══ Provided information

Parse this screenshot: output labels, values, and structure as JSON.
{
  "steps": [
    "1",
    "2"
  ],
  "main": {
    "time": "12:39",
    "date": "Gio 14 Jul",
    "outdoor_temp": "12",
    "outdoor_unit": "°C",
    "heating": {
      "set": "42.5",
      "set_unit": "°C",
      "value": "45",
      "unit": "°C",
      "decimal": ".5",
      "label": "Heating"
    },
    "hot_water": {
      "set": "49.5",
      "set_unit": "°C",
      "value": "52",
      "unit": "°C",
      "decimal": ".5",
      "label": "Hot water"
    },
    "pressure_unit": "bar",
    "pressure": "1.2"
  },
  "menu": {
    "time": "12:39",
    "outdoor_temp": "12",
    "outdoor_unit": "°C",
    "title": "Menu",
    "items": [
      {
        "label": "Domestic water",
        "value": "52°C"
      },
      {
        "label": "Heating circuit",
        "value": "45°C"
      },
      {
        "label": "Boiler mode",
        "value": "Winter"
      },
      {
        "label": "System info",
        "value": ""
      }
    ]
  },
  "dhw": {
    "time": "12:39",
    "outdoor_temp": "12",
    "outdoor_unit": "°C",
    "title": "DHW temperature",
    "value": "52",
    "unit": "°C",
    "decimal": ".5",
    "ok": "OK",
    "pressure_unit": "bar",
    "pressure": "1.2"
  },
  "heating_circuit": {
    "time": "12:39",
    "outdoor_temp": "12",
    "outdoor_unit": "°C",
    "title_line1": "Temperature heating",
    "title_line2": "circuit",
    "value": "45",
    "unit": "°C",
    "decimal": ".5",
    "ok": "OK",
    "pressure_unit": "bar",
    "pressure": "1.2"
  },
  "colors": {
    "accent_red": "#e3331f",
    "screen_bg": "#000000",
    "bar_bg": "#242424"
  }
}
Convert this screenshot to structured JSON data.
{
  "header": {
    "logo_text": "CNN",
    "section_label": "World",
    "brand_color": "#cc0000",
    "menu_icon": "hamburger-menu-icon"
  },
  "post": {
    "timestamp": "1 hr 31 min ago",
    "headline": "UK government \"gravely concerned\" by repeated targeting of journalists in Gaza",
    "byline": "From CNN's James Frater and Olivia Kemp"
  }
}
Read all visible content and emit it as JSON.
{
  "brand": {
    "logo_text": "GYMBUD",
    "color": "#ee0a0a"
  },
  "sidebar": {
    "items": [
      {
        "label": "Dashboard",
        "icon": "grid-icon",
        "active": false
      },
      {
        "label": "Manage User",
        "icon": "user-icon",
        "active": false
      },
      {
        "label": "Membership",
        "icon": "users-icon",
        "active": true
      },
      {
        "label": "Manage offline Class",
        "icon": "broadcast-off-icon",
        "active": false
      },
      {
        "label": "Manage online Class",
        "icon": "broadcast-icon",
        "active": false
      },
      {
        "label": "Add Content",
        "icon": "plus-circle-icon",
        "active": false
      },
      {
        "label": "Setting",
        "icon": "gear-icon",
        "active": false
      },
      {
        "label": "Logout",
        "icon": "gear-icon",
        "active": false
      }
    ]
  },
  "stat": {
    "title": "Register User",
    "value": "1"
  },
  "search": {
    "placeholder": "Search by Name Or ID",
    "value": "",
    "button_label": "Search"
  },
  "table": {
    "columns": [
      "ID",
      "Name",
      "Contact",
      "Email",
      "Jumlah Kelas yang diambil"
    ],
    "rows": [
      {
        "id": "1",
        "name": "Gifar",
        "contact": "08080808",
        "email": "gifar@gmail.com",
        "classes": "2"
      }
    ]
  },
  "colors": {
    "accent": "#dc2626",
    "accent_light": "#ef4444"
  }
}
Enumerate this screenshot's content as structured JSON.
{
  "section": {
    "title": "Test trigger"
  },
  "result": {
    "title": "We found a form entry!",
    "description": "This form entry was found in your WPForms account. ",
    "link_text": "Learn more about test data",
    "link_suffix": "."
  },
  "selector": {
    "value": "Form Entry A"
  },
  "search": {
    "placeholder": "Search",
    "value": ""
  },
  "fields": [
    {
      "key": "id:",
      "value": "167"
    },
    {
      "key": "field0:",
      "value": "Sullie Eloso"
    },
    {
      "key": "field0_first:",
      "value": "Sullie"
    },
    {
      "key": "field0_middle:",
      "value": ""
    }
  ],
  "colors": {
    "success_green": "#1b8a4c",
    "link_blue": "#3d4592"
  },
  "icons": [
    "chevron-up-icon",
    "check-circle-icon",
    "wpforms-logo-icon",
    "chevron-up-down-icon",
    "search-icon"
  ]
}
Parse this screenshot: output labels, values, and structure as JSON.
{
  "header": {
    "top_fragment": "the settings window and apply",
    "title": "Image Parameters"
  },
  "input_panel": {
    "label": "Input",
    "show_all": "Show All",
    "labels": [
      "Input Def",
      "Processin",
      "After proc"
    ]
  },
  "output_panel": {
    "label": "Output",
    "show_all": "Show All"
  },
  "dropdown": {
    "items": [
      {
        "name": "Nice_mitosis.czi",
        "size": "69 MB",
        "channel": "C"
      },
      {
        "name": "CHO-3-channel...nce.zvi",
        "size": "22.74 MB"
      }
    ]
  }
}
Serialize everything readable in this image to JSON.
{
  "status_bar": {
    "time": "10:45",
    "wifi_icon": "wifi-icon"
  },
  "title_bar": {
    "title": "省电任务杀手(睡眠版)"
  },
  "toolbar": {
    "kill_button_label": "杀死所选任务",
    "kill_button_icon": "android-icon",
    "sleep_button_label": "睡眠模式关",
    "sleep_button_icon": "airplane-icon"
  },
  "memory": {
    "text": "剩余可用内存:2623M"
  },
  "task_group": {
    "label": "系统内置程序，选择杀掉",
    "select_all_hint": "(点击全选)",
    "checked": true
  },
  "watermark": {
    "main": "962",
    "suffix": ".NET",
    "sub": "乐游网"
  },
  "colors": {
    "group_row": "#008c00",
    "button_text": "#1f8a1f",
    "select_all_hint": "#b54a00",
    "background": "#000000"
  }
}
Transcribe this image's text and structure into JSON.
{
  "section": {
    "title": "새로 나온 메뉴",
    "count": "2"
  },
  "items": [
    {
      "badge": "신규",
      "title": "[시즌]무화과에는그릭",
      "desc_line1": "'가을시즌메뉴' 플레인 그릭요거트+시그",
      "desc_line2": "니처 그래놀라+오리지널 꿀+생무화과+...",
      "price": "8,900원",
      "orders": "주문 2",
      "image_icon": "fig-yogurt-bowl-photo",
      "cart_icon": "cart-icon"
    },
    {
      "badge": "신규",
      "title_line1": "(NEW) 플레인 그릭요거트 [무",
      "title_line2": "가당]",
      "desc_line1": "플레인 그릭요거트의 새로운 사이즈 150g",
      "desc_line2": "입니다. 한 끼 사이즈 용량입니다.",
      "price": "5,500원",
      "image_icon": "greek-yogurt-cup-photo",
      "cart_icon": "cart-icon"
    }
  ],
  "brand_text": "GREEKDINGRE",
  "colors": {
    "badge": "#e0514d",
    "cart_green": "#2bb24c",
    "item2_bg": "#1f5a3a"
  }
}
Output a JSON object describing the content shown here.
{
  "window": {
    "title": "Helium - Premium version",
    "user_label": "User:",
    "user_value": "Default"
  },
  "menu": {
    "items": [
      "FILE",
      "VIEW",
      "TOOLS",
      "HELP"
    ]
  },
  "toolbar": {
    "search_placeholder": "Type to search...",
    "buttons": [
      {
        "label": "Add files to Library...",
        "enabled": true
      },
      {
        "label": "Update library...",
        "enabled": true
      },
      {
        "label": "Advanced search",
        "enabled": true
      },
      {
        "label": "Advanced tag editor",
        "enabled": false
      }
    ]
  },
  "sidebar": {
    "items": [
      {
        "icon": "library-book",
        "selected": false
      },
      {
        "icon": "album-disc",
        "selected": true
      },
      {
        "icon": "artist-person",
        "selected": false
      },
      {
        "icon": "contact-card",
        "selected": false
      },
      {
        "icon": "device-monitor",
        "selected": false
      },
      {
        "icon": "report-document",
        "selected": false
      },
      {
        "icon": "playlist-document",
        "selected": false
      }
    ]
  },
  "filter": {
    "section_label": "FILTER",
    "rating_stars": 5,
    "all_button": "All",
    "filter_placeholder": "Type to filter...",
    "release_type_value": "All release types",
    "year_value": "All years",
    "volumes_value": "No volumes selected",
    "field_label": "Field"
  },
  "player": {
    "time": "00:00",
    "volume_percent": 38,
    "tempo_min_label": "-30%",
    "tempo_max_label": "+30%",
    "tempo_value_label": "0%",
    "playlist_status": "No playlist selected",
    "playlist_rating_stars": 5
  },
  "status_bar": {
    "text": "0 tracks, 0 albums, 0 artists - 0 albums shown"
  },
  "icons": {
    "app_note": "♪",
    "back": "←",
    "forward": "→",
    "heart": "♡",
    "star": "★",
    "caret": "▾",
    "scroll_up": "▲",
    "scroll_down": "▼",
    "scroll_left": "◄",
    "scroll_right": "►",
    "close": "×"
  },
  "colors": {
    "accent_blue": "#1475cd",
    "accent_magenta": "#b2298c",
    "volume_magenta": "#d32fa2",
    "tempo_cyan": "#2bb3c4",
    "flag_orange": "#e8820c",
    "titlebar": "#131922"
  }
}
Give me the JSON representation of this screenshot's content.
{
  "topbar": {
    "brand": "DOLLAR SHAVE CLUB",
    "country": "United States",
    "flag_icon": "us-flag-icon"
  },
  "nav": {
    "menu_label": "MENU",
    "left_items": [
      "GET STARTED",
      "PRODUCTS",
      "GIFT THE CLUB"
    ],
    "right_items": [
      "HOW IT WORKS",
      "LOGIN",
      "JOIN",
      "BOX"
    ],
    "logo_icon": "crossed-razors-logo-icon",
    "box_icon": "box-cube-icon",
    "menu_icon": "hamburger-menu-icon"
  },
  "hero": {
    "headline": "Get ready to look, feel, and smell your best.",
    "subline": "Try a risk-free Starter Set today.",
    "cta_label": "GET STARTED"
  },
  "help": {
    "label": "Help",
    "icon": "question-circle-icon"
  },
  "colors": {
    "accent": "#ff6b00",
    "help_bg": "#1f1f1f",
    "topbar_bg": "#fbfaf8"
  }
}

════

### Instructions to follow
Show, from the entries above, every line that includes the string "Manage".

### Exercise solution
        "label": "Manage User",
        "label": "Manage offline Class",
        "label": "Manage online Class",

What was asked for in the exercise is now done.